Candida or yeast infection is often mistaken for Bacterial Vaginosis . In both cases there is vaginitis – that’s, swelling and irritation from the vulva and vagina, and you can find some comparable symtoms. But there, the similarity ends.
Yeast infection is caused by a fungal organism called Candida albicans which is always present in and for the body. Sometimes factors such as the use of antibiotics, stress or poor diet result in an imbalance and the fungus grows rapidly out of control. Should you get yeast infection, you are able to anticipate plenty of itching. The discharge, if you get 1, is easily recognised as it can be white and curd-like.
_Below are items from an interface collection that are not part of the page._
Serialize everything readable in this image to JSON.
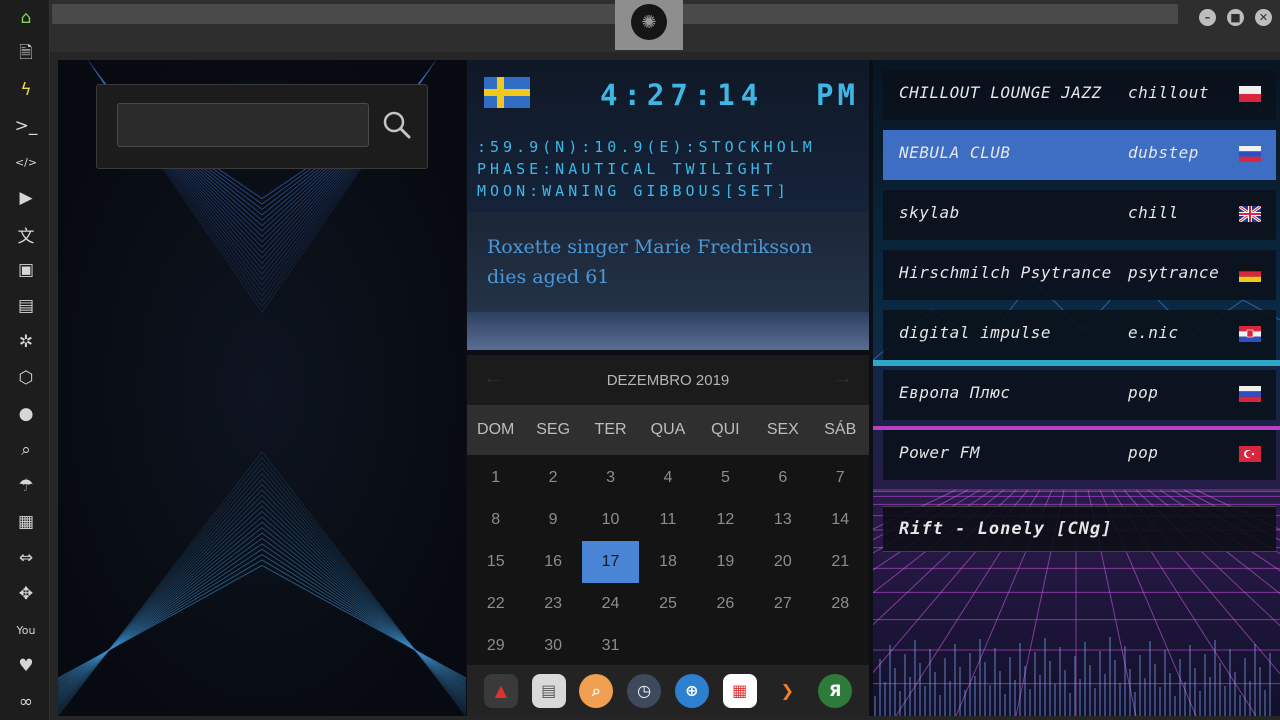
{
  "sidebar": {
    "items": [
      {
        "name": "home-icon",
        "glyph": "⌂",
        "color": "#7ed957"
      },
      {
        "name": "document-icon",
        "glyph": "🗎",
        "color": "#d6d6d6"
      },
      {
        "name": "lightning-icon",
        "glyph": "ϟ",
        "color": "#f2d94b"
      },
      {
        "name": "terminal-icon",
        "glyph": ">_",
        "color": "#d6d6d6"
      },
      {
        "name": "code-icon",
        "glyph": "</>",
        "color": "#d6d6d6"
      },
      {
        "name": "play-icon",
        "glyph": "▶",
        "color": "#d6d6d6"
      },
      {
        "name": "translate-icon",
        "glyph": "文",
        "color": "#d6d6d6"
      },
      {
        "name": "image-icon",
        "glyph": "▣",
        "color": "#d6d6d6"
      },
      {
        "name": "news-icon",
        "glyph": "▤",
        "color": "#d6d6d6"
      },
      {
        "name": "empire-icon",
        "glyph": "✲",
        "color": "#d6d6d6"
      },
      {
        "name": "hexagon-icon",
        "glyph": "⬡",
        "color": "#d6d6d6"
      },
      {
        "name": "globe-icon",
        "glyph": "●",
        "color": "#d6d6d6"
      },
      {
        "name": "search-icon",
        "glyph": "⌕",
        "color": "#d6d6d6"
      },
      {
        "name": "umbrella-icon",
        "glyph": "☂",
        "color": "#d6d6d6"
      },
      {
        "name": "contacts-icon",
        "glyph": "▦",
        "color": "#d6d6d6"
      },
      {
        "name": "link-icon",
        "glyph": "⇔",
        "color": "#d6d6d6"
      },
      {
        "name": "expand-icon",
        "glyph": "✥",
        "color": "#d6d6d6"
      },
      {
        "name": "youtube-icon",
        "glyph": "You",
        "color": "#d6d6d6"
      },
      {
        "name": "heart-icon",
        "glyph": "♥",
        "color": "#d6d6d6"
      },
      {
        "name": "infinity-icon",
        "glyph": "∞",
        "color": "#d6d6d6"
      }
    ]
  },
  "window": {
    "logo_icon": "rebel-alliance-icon",
    "minimize": "–",
    "maximize": "■",
    "close": "✕"
  },
  "search": {
    "value": "",
    "icon": "search-icon"
  },
  "clock": {
    "flag": "sweden-flag",
    "time": "4:27:14",
    "ampm": "PM",
    "line1": ":59.9(N):10.9(E):STOCKHOLM",
    "line2": "PHASE:NAUTICAL TWILIGHT",
    "line3": "MOON:WANING GIBBOUS[SET]"
  },
  "news": {
    "headline": "Roxette singer Marie Fredriksson dies aged 61"
  },
  "calendar": {
    "prev": "←",
    "next": "→",
    "month": "DEZEMBRO 2019",
    "dows": [
      "DOM",
      "SEG",
      "TER",
      "QUA",
      "QUI",
      "SEX",
      "SÁB"
    ],
    "weeks": [
      [
        "1",
        "2",
        "3",
        "4",
        "5",
        "6",
        "7"
      ],
      [
        "8",
        "9",
        "10",
        "11",
        "12",
        "13",
        "14"
      ],
      [
        "15",
        "16",
        "17",
        "18",
        "19",
        "20",
        "21"
      ],
      [
        "22",
        "23",
        "24",
        "25",
        "26",
        "27",
        "28"
      ],
      [
        "29",
        "30",
        "31",
        "",
        "",
        "",
        ""
      ]
    ],
    "today": "17"
  },
  "dock": {
    "apps": [
      {
        "name": "red-triangle-app-icon",
        "glyph": "▲",
        "color": "#3a3a3a",
        "fg": "#e03030"
      },
      {
        "name": "news-reader-app-icon",
        "glyph": "▤",
        "color": "#d9d9d9",
        "fg": "#555"
      },
      {
        "name": "search-app-icon",
        "glyph": "⌕",
        "color": "#f0a050",
        "fg": "#ffffff"
      },
      {
        "name": "clock-app-icon",
        "glyph": "◷",
        "color": "#3d4a5c",
        "fg": "#ffffff"
      },
      {
        "name": "globe-app-icon",
        "glyph": "⊕",
        "color": "#2d7fd0",
        "fg": "#ffffff"
      },
      {
        "name": "calendar-app-icon",
        "glyph": "▦",
        "color": "#ffffff",
        "fg": "#e03030"
      },
      {
        "name": "arrow-app-icon",
        "glyph": "❯",
        "color": "#232323",
        "fg": "#f08030"
      },
      {
        "name": "yandex-app-icon",
        "glyph": "Я",
        "color": "#2e7a3a",
        "fg": "#ffffff"
      }
    ]
  },
  "radio": {
    "stations": [
      {
        "name": "CHILLOUT LOUNGE JAZZ",
        "genre": "chillout",
        "flag": "poland-flag",
        "active": false
      },
      {
        "name": "NEBULA CLUB",
        "genre": "dubstep",
        "flag": "russia-flag",
        "active": true
      },
      {
        "name": "skylab",
        "genre": "chill",
        "flag": "uk-flag",
        "active": false
      },
      {
        "name": "Hirschmilch Psytrance",
        "genre": "psytrance",
        "flag": "germany-flag",
        "active": false
      },
      {
        "name": "digital impulse",
        "genre": "e.nic",
        "flag": "croatia-flag",
        "active": false
      },
      {
        "name": "Европа Плюс",
        "genre": "pop",
        "flag": "russia-flag",
        "active": false
      },
      {
        "name": "Power FM",
        "genre": "pop",
        "flag": "turkey-flag",
        "active": false
      }
    ],
    "now_playing": "Rift - Lonely [CNg]"
  }
}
There is not necessarily any smell, but if there is certainly one, you can expect it to be like bread or yeast or beer.
By contrast, Bacterial Vaginosis results from a bacterial infection – a frequent culprit is Gardnerella vaginalis. It isn’t classified as a sexually transmitted infection – but it can be much more prevalent in individuals with multiple sexual partners and may be transmitted sexually. Not everybody who gets Bacterial Vaginosis gets an offensive smell with it, but the smell could be unpleasant – a strong fishy odor. If you’ve a discharge, it may possibly be white or yellow. A litmus test may possibly be conducted by your physician to confirm the diagnosis – a pH above 4.5 is strongly suggestive of Bacterial Vaginosis infection.
This leads me to an important point. If you have symptoms, it can be important to visit your medical care practitioner to get a precise diagnosis. Other possibilities contain Atrophic Vaginitis, Trichomoniasis and Genital Herpes to name several.
Many sexually transmitted infections (STIs) have comparable symptoms to both Candida and Bacterial Vaginosis – it’s even typical to have an STI and have no symptoms at all whilst all type of damage may be going on internally. It is critical to know exactly what you’re dealing with so which you can treat it appropriately. There may possibly or may not be an odor and there may possibly or may not be a discharge – this makes it tough to understand for sure.
Meanwhile, it’s common sense to avoid scented lotions, douches and baths and to use cotton underwear which you change frequently. And go to your doctor as soon as feasible for an examination.